Angilbert (fl. ca. 840/50), On the Battle Which was Fought at Fontenoy

The Law of Christians is broken,
Blood by the hands of hell profusely shed like rain,
And the throat of Cerberus bellows songs of joy.

Angelbertus, Versus de Bella que fuit acta Fontaneto

Fracta est lex christianorum
Sanguinis proluvio, unde manus inferorum,
gaudet gula Cerberi.

Monday, July 18, 2011

Laborem Solis Sive Eclipsis Moralis: Vae Qui Dicitis Malum Bonum et Bonum Malum

MORAL DESENSITIZATION is a real phenomenon, and it is prevalent in Western societies. Things that would have shocked those before us, would have been the source of shame, or at least have had some sort of negative moral stigma attached to them--cohabitation, single mothers, divorce, birth control, homosexuality, pornography--are taken to be simply part of the normal features of modern life. It is a natural part of adaptation to one's moral environment. (The adaptation, of course, goes either way. In Muslim societies where the strictures of Shari'a have been imposed, the population adapts, at least in great measure, to its burdens.) Budziszewski compares the normal adaptation response in the physical world, and finds that it has its counterpart in the moral world, in the intellectual world where mental deliberation takes place. We develop moral callouses, as it were, when we repeatedly handle immoral things and adapt our ways of living to repeated insults:

You see what has happened. We were touched by abomination, and we flinched. But nothing happened. We were touched again. Again nothing happened. By the five-hundredth touch, we stopped flinching.

But something did happen. We became the sort of people who endure the abominable touch.

Budziszewski (2003), 173. Moral enormities that would not have been tolerated are tolerated. Then, they are not only tolerated, but promoted. It is inconceivable that books such as Heather has Two Mommies, Jennifer has Two Daddies, or Daddy's Roommate would have been tolerated, placed in libraries, or read to children. Songs such as Eminem's "Kim" which, in the most vulgar lyrics, glorifies the murder of one's wife and putting her in the trunk of a car, or the German thrash-band Sodom "Incest" would have not have been tolerated, much less marketed, promoted, and merchandised. It cannot be argued that these sorts of things do not affect us as a people.
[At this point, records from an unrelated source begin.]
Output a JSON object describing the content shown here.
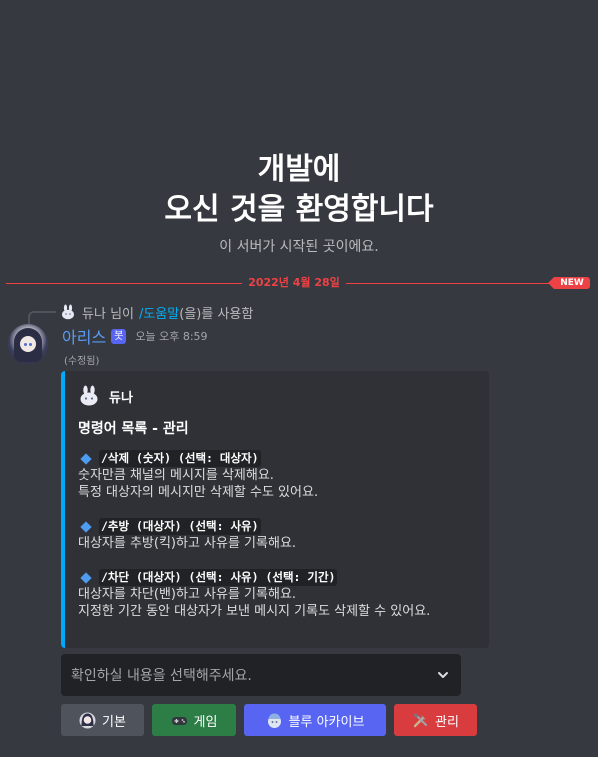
{
  "welcome": {
    "title_line1": "개발에",
    "title_line2": "오신 것을 환영합니다",
    "subtitle": "이 서버가 시작된 곳이에요."
  },
  "divider": {
    "date": "2022년 4월 28일",
    "new_label": "NEW"
  },
  "reply": {
    "user": "듀나",
    "suffix": "님이",
    "command": "/도움말",
    "tail": "(을)를 사용함"
  },
  "message": {
    "author": "아리스",
    "bot_badge": "봇",
    "timestamp": "오늘 오후 8:59",
    "edited": "(수정됨)"
  },
  "embed": {
    "accent_color": "#00a8fc",
    "author_name": "듀나",
    "title": "명령어 목록 - 관리",
    "fields": [
      {
        "command": "/삭제 (숫자) (선택: 대상자)",
        "lines": [
          "숫자만큼 채널의 메시지를 삭제해요.",
          "특정 대상자의 메시지만 삭제할 수도 있어요."
        ]
      },
      {
        "command": "/추방 (대상자) (선택: 사유)",
        "lines": [
          "대상자를 추방(킥)하고 사유를 기록해요."
        ]
      },
      {
        "command": "/차단 (대상자) (선택: 사유) (선택: 기간)",
        "lines": [
          "대상자를 차단(밴)하고 사유를 기록해요.",
          "지정한 기간 동안 대상자가 보낸 메시지 기록도 삭제할 수 있어요."
        ]
      }
    ]
  },
  "select_menu": {
    "placeholder": "확인하실 내용을 선택해주세요.",
    "icon": "chevron-down-icon"
  },
  "buttons": [
    {
      "label": "기본",
      "icon": "avatar-icon",
      "color": "#4f545c"
    },
    {
      "label": "게임",
      "icon": "gamepad-icon",
      "color": "#2d7d46"
    },
    {
      "label": "블루 아카이브",
      "icon": "archive-character-icon",
      "color": "#5865f2"
    },
    {
      "label": "관리",
      "icon": "tools-icon",
      "color": "#d83c3e"
    }
  ]
}
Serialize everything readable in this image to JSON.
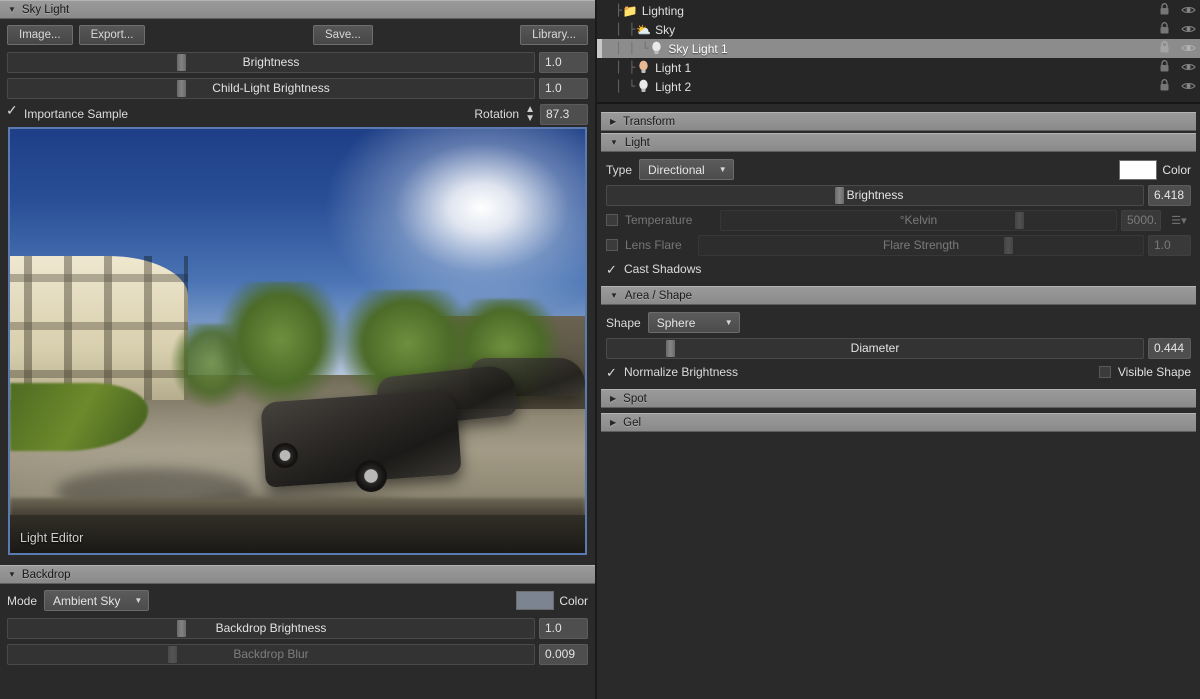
{
  "sky_light": {
    "header": "Sky Light",
    "tri": "▼",
    "buttons": {
      "image": "Image...",
      "export": "Export...",
      "save": "Save...",
      "library": "Library..."
    },
    "brightness": {
      "label": "Brightness",
      "value": "1.0"
    },
    "child_light_brightness": {
      "label": "Child-Light Brightness",
      "value": "1.0"
    },
    "importance_sample": {
      "label": "Importance Sample",
      "checked": true
    },
    "rotation": {
      "label": "Rotation",
      "value": "87.3"
    },
    "preview_watermark": "Light Editor"
  },
  "backdrop": {
    "header": "Backdrop",
    "tri": "▼",
    "mode_label": "Mode",
    "mode_value": "Ambient Sky",
    "color_label": "Color",
    "color_swatch": "#7b8490",
    "brightness": {
      "label": "Backdrop Brightness",
      "value": "1.0"
    },
    "blur": {
      "label": "Backdrop Blur",
      "value": "0.009"
    }
  },
  "tree": {
    "items": [
      {
        "label": "Lighting",
        "icon": "folder-icon",
        "glyph": "📁",
        "depth": 0,
        "selected": false,
        "lines": "├"
      },
      {
        "label": "Sky",
        "icon": "sun-cloud-icon",
        "glyph": "⛅",
        "depth": 1,
        "selected": false,
        "lines": "│ ├"
      },
      {
        "label": "Sky Light 1",
        "icon": "light-bulb-icon",
        "glyph": "💡",
        "depth": 2,
        "selected": true,
        "lines": "│ │ └"
      },
      {
        "label": "Light 1",
        "icon": "light-bulb-icon",
        "glyph": "💡",
        "depth": 1,
        "selected": false,
        "lines": "│ ├"
      },
      {
        "label": "Light 2",
        "icon": "light-bulb-icon",
        "glyph": "💡",
        "depth": 1,
        "selected": false,
        "lines": "│ └"
      }
    ],
    "lock_title": "lock",
    "eye_title": "visibility"
  },
  "transform": {
    "header": "Transform",
    "tri": "▶"
  },
  "light": {
    "header": "Light",
    "tri": "▼",
    "type_label": "Type",
    "type_value": "Directional",
    "color_label": "Color",
    "color_swatch": "#ffffff",
    "brightness": {
      "label": "Brightness",
      "value": "6.418"
    },
    "temperature": {
      "label": "Temperature",
      "slider_label": "°Kelvin",
      "value": "5000.",
      "checked": false
    },
    "lens_flare": {
      "label": "Lens Flare",
      "slider_label": "Flare Strength",
      "value": "1.0",
      "checked": false
    },
    "cast_shadows": {
      "label": "Cast Shadows",
      "checked": true
    }
  },
  "area_shape": {
    "header": "Area / Shape",
    "tri": "▼",
    "shape_label": "Shape",
    "shape_value": "Sphere",
    "diameter": {
      "label": "Diameter",
      "value": "0.444"
    },
    "normalize_brightness": {
      "label": "Normalize Brightness",
      "checked": true
    },
    "visible_shape": {
      "label": "Visible Shape",
      "checked": false
    }
  },
  "spot": {
    "header": "Spot",
    "tri": "▶"
  },
  "gel": {
    "header": "Gel",
    "tri": "▶"
  }
}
What's Happened?

No, Budziszewski is right: Something's happened. "We became the sort of people who endure the abominable touch." We have become reprobates. People who endure the abominable touch are going to be desensitized to the natural moral law which witnesses against such abominations. Their rough calloused heart will suppress the law of God in their hearts.

St. Paul spoke of this phenomenon long ago to a pagan world that, similarly to hours, had "endured the abominable touch," and thus inured their inner ear against the voice the law of God in the hearts.

For professing themselves to be wise, they became fools. And they changed the glory of the incorruptible God into the likeness of the image of a corruptible man, and of birds, and of fourfooted beasts, and of creeping things. Wherefore God gave them up to the desires of their heart, unto uncleanness, to dishonour their own bodies among themselves. Who changed the truth of God into a lie; and worshipped and served the creature rather than the Creator, who is blessed for ever. Amen.

For this cause God delivered them up to shameful affections. For their women have changed the natural use into that use which is against nature. And, in like manner, the men also, leaving the natural use of the women, have burned in their lusts one towards another, men with men working that which is filthy, and receiving in themselves the recompense which was due to their error. And as they liked not to have God in their knowledge, God delivered them up to a reprobate sense, to do those things which are not convenient; Being filled with all iniquity, malice, fornication, avarice, wickedness, full of envy, murder, contention, deceit, malignity, whisperers, detractors, hateful to God, contumelious, proud, haughty, inventors of evil things, disobedient to parents, foolish, dissolute, without affection, without fidelity, without mercy. Who, having known the justice of God, did not understand that they who do such things, are worthy of death; and not only they that do them, but they also that consent to them that do them.
(Rom. 1:23 ff.)

The reprobates and their bombast rule, and they issue morals founded on a false coin, a coin of reprobate silver, and we trade in a moral specie stamped from lead. (cf. Jer. 6:30). And what seems true in economics has its analogy in the moral realm. For Gresham's law appears operative in both worlds: bad money drives out good money, and so does reprobate morality drive out the good. That this is the case was perceived as early as in Aristophanes (ca. 446 – ca. 386 B.C.), who in his play, "The Frogs" observed:
You know what I often think:
We treat our best men
The way we treat our mint
The silver and the golden
We were proud to invent
These unalloyed
Genuine coins, no less,
Ringing true and tested
Both abroad and [in] Greece
And now they're not employed
As if we were disgusted
And want to use instead
These shoddy coppers minted
Only yesterday
Or the day before
(as if that matters).
Aristophanes: The Complete Plays, trans. Paul Roche, (New American Library: 2005), 573.

No comments:

Post a Comment